So I wonder, sometimes, what my goal in life should be. Should I be longing, even in a subconscious way, to be more in step with the rest of the world? My husband thinks I should be. My parents think I should be. I know it sounds weak and a little bit lame as I type it out here, but I have tried to be this way. I have tried to change so that I can be the way those around me want me to be. I have tried to change so they will be proud of me and happy with the person that I am. Is this me, trying to gain acceptance and love? I’m sitting here thinking about it, and I think … yeah, that’s probably what it is. I’ve tried so hard to be someone else — anyone else — just so I won’t be “me”.
But isn’t it kind of stupid to continue trying, only to fail miserably every time? Each time I realize this is not who I am, I feel a sense of utter failure. I feel bad about who I am. I feel bad that I am not normal or conventional or creative in the proper ways. I just feel … bad. It doesn’t sound like enough to describe the true depth of how I feel, but it’s the only word that comes readily to mind. How many times do I have to bang my head against the same wall before I realize all I’m going to have at the end is a headache?

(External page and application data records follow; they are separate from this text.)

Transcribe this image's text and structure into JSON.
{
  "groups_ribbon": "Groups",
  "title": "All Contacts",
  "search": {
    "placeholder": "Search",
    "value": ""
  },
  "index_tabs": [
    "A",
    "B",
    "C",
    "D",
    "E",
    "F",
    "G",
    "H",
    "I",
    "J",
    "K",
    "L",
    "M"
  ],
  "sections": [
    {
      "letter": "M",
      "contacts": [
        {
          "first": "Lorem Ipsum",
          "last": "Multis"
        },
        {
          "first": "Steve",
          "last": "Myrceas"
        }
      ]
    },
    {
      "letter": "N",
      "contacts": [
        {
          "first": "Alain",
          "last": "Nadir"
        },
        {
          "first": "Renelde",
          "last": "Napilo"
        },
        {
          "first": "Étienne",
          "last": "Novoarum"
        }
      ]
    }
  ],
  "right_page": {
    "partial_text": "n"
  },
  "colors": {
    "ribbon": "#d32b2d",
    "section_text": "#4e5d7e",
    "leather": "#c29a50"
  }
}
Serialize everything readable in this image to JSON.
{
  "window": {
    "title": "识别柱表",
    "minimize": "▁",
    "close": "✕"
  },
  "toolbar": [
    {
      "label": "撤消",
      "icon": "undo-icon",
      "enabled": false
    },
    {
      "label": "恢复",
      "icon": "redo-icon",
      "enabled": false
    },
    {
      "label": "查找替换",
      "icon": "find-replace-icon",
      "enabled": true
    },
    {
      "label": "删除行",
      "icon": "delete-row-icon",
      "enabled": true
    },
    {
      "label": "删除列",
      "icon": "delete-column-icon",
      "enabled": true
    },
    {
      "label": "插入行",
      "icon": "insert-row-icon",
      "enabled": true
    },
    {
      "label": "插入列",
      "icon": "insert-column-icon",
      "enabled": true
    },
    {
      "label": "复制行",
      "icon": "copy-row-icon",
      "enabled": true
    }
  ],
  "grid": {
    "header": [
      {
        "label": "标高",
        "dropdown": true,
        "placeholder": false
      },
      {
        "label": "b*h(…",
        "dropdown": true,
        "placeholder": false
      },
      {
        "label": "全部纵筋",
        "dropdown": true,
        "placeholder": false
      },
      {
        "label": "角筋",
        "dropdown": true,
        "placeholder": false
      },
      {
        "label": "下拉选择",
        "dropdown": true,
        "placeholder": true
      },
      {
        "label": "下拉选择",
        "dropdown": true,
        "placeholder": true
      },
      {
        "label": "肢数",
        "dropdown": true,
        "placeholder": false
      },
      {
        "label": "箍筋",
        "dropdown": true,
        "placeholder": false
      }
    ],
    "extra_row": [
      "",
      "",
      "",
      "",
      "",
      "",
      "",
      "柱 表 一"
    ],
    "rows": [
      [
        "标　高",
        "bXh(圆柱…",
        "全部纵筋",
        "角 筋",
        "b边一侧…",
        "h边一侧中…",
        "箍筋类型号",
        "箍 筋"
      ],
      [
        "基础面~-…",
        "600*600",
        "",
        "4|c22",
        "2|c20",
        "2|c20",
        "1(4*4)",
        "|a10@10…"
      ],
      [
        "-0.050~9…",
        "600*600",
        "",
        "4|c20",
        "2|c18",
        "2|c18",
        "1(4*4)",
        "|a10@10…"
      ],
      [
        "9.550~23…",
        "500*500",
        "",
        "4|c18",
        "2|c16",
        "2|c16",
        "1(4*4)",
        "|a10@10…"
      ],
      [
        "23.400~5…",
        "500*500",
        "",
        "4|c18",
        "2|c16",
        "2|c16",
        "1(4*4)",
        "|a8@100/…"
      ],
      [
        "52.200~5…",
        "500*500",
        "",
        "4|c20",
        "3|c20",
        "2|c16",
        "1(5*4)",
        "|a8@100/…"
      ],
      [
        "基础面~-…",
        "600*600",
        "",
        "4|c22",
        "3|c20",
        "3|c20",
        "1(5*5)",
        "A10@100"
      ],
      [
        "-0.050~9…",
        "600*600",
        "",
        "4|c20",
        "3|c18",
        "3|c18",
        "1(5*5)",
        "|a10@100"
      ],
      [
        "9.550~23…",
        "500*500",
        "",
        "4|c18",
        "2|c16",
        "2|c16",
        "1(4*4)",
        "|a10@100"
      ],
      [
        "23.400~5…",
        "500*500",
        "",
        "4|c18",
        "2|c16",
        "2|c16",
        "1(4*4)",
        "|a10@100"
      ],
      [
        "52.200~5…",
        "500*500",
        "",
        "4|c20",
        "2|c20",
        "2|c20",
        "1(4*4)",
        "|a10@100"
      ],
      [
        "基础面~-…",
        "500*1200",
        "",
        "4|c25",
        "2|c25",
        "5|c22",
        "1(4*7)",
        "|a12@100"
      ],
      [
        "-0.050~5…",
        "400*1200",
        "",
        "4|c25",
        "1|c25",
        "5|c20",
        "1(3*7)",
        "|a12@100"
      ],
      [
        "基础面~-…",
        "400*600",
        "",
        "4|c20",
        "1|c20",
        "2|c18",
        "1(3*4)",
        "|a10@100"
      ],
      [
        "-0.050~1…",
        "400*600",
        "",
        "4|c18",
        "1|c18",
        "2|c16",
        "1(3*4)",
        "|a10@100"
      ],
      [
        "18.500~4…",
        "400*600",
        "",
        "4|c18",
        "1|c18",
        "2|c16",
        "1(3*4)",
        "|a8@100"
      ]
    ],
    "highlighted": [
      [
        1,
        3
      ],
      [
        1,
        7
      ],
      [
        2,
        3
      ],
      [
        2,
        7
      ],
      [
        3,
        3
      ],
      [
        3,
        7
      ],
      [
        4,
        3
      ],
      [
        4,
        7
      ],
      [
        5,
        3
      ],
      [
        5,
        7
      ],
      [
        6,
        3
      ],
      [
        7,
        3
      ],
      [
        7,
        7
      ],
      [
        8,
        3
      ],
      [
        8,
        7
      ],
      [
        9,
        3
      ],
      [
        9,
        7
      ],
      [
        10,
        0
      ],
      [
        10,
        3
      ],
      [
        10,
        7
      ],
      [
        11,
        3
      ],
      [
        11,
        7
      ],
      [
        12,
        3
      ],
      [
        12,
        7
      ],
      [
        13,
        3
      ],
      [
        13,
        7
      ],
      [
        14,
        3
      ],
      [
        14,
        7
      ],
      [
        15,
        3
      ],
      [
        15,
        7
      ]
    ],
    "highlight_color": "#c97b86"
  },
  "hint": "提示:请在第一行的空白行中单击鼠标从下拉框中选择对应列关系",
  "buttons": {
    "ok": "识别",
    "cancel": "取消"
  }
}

Maybe, instead, I should try harder to focus on the person I am. Maybe I should try harder to learn to love her. Maybe I should look at her, in her t-shirt and her slightly ratty yoga pants, and think, “She is a great gal. She is smart and creative and not afraid to live her own life.” And, if I think this enough times, maybe one day it will sink in. And then, it will be true. I won’t be afraid to live my own life and be who I am. I won’t feel out of step with the rest of the world. Instead, I will feel perfectly and beautifully in step with ME.